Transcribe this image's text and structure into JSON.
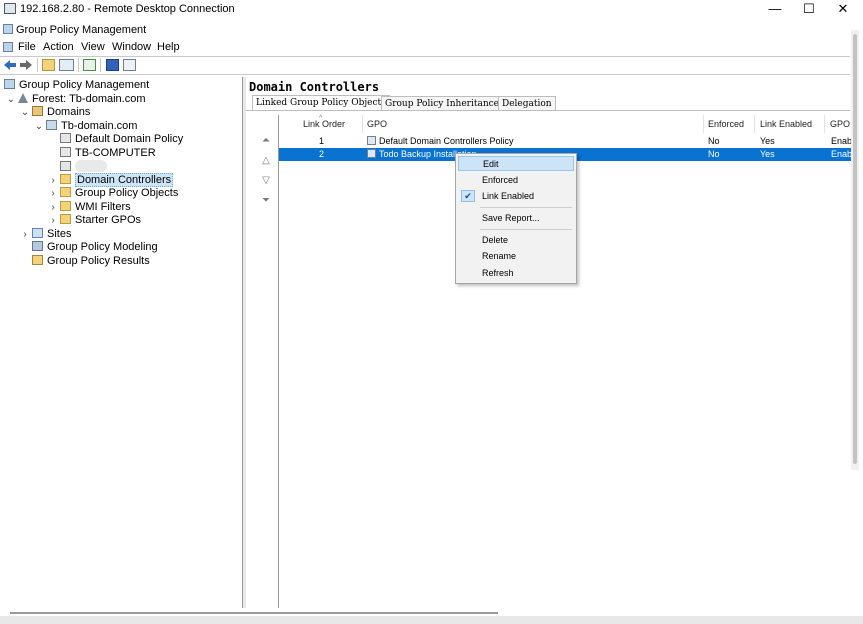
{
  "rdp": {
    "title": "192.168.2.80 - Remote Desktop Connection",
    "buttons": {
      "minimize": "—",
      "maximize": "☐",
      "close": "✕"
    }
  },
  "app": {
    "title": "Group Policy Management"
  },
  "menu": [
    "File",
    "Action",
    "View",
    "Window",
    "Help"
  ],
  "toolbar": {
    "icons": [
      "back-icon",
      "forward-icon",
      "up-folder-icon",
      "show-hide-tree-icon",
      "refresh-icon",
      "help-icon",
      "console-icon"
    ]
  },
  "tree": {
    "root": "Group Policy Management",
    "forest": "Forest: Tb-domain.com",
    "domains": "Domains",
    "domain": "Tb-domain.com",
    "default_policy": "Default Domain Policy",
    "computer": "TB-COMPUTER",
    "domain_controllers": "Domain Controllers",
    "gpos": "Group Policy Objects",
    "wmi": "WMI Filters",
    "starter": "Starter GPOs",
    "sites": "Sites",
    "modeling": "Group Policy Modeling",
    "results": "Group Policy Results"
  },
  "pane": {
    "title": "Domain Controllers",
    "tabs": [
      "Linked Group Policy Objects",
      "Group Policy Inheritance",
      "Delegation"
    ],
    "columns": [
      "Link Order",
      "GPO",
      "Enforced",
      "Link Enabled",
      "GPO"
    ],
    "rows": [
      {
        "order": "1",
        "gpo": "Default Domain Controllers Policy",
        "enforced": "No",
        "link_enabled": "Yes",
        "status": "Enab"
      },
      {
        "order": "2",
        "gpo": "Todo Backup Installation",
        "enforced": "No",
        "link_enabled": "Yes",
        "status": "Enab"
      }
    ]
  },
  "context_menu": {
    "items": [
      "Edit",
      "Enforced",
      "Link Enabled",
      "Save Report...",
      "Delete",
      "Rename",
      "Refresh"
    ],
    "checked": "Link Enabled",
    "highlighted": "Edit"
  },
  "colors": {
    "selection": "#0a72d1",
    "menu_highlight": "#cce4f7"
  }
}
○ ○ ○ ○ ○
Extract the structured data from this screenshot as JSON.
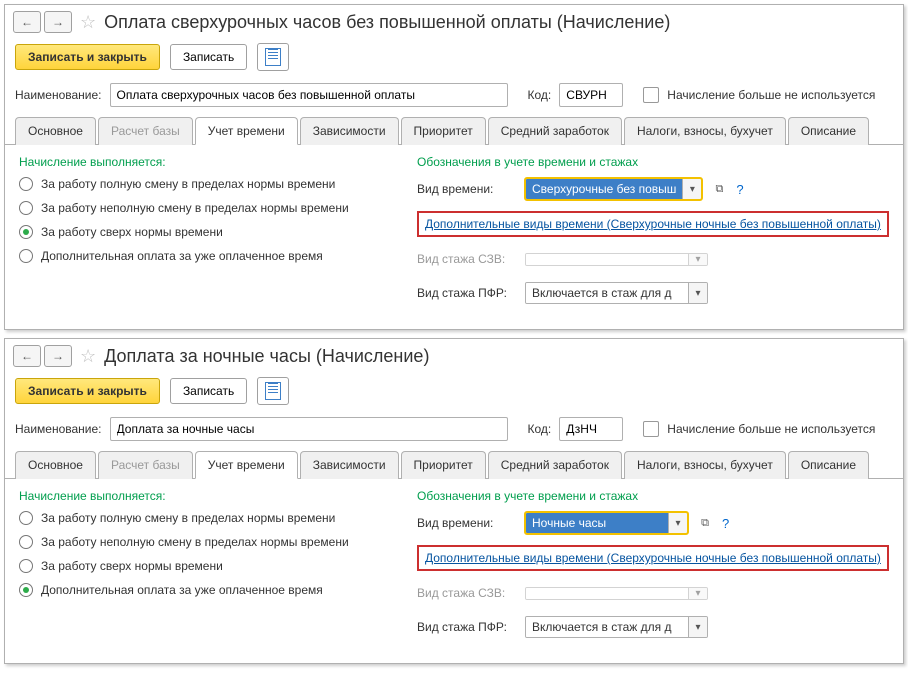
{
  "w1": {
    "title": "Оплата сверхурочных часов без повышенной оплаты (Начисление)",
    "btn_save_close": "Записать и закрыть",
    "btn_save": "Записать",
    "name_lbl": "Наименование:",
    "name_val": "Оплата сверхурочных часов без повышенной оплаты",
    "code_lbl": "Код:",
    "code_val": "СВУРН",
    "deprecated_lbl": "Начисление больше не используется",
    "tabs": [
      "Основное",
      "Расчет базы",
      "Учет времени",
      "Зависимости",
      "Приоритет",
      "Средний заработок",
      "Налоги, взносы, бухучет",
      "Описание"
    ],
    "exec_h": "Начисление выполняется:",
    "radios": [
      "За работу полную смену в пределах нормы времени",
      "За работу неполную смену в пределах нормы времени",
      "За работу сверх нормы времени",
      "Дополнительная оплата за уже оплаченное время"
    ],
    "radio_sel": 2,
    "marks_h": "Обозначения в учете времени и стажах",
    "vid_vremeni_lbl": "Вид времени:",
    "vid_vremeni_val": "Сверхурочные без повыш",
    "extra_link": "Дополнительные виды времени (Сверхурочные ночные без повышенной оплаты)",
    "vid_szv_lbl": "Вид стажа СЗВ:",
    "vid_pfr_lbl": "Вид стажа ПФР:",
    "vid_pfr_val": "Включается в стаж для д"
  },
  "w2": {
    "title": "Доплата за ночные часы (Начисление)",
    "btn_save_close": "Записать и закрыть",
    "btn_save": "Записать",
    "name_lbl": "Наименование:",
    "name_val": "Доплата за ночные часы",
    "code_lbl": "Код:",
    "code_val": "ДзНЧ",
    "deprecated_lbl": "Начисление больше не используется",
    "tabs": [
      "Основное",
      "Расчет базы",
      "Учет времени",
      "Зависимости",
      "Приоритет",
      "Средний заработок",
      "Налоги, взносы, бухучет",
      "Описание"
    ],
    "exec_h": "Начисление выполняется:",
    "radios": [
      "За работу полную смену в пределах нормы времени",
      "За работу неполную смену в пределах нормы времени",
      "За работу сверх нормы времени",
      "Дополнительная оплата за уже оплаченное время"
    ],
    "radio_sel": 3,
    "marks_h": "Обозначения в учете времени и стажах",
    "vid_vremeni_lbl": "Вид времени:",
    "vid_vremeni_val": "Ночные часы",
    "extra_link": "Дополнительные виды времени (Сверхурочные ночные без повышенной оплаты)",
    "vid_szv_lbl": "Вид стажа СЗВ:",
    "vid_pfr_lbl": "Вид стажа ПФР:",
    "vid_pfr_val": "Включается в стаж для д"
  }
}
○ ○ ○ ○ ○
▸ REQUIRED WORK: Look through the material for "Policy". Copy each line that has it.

▸ PROBLEM SOLUTION:
    "title": "Group Policy Management"
    "root": "Group Policy Management",
    "default_policy": "Default Domain Policy",
    "gpos": "Group Policy Objects",
    "modeling": "Group Policy Modeling",
    "results": "Group Policy Results"
      "Linked Group Policy Objects",
      "Group Policy Inheritance",
        "gpo": "Default Domain Controllers Policy",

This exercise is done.